Help wanted: Financial advisers who aren’t about to hang it up

If you’ve ever thought about getting some professional help with your retirement plan, this would be a great time to get going. Financial advisers may be in short supply in the years ahead.

A brain drain is about to hit the world of financial planning, according to Cerulli Associates, a financial services consulting firm. Cerulli reports that 32 percent of all advisers will retire in the next 10 years. At the same time, the industry isn’t hiring nearly enough new blood to replace them, let alone expand the ranks to handle the anticipated surge in demand.

The U.S. Bureau of Labor Statistics projects that the number of job openings for financial advisers will jump 27 percent, or 60,300 additional jobs, by 2022. That’s much faster than the 10.8 percent average growth rate for all occupations.

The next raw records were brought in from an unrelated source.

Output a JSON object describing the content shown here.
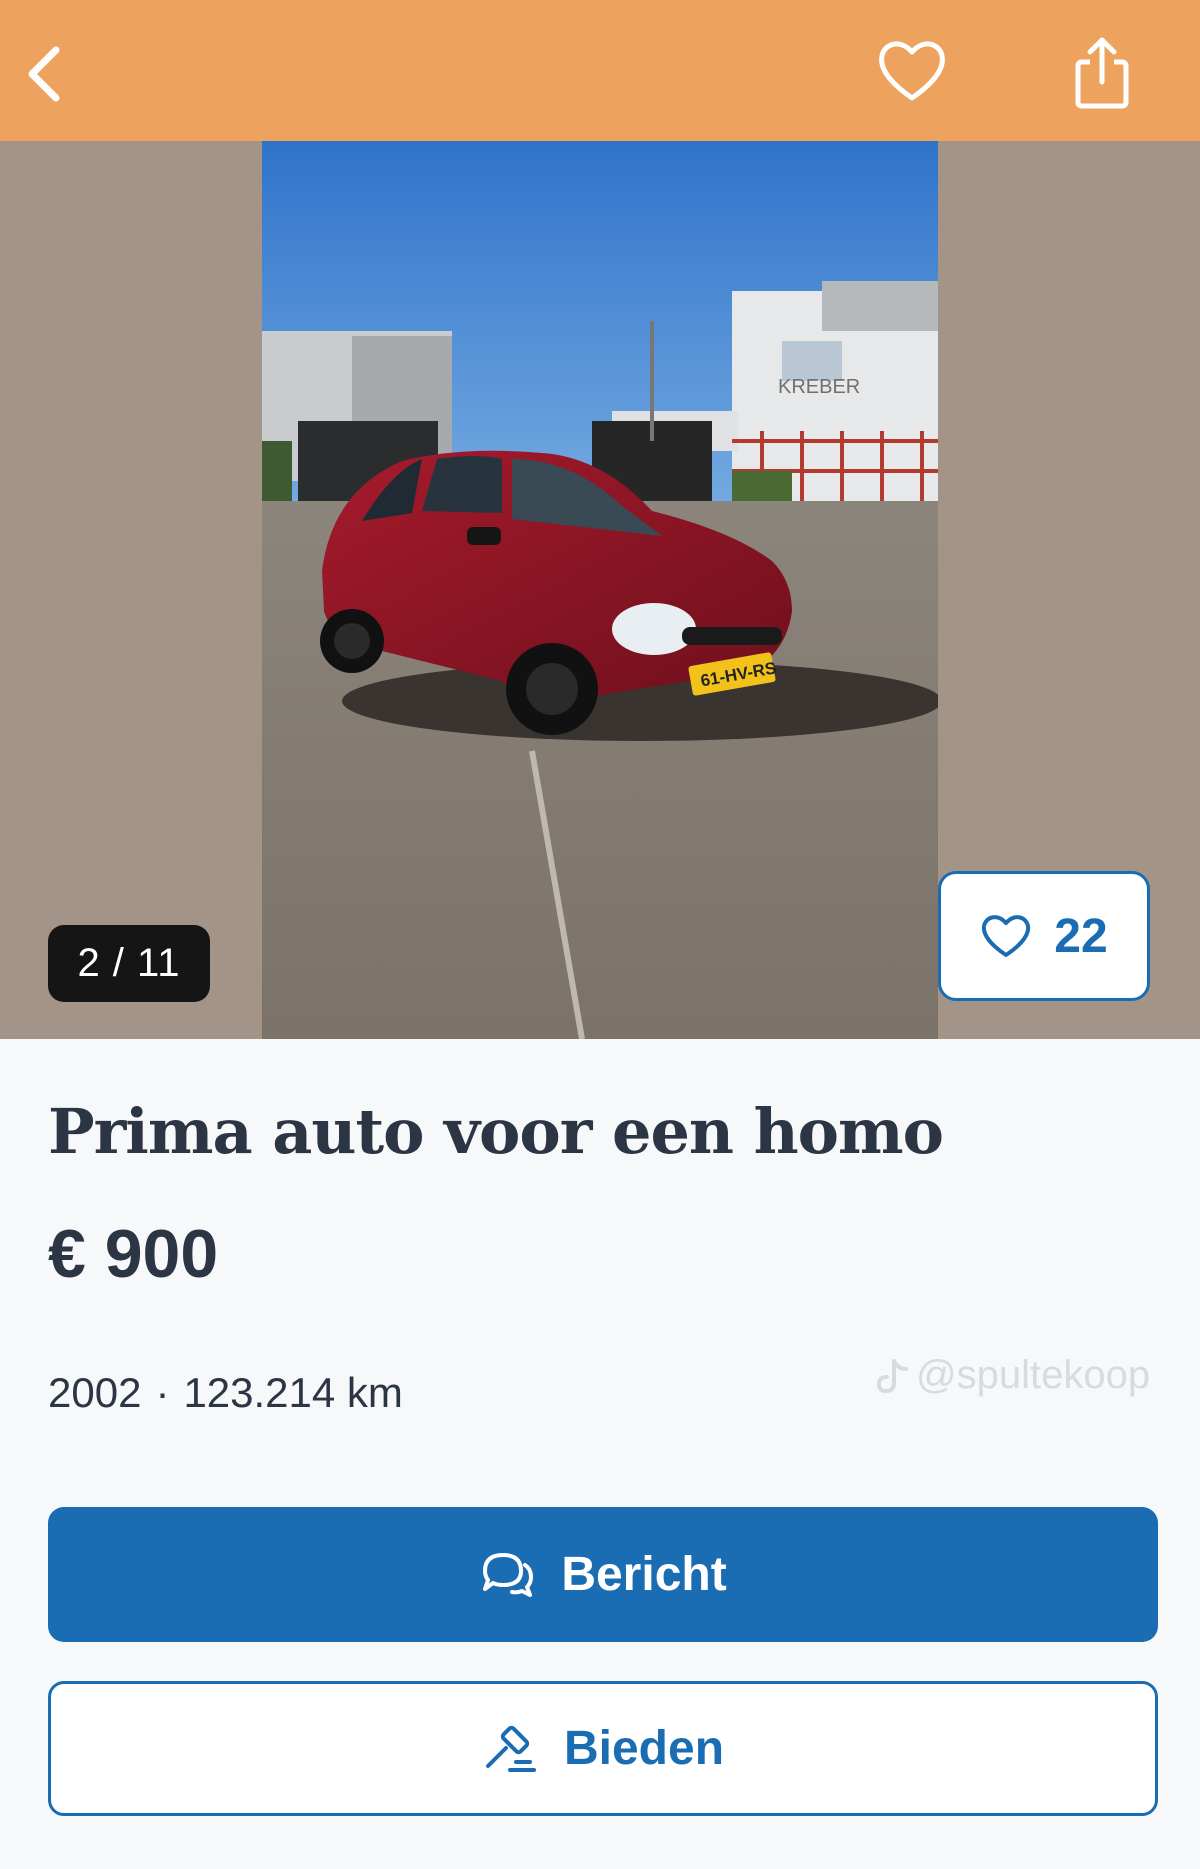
{
  "colors": {
    "header_bg": "#eda35d",
    "gallery_bg": "#a49487",
    "accent": "#1a6db3",
    "text": "#2b3544"
  },
  "header": {
    "icons": [
      "chevron-left-icon",
      "heart-icon",
      "share-icon"
    ]
  },
  "gallery": {
    "counter": "2 / 11",
    "likes_count": "22",
    "plate": "61-HV-RS",
    "building_sign": "KREBER"
  },
  "listing": {
    "title": "Prima auto voor een homo",
    "price": "€ 900",
    "year": "2002",
    "separator": "·",
    "mileage": "123.214 km"
  },
  "watermark": {
    "text": "@spultekoop"
  },
  "actions": {
    "message_label": "Bericht",
    "bid_label": "Bieden"
  }
}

The adviser shortage will pose challenges for baby boomers getting close to retirement age who may be just waking up to the need for a plan. But it also should worry anyone working with a planner closing in on retirement who lacks a succession plan. Learn more at Reuters Money.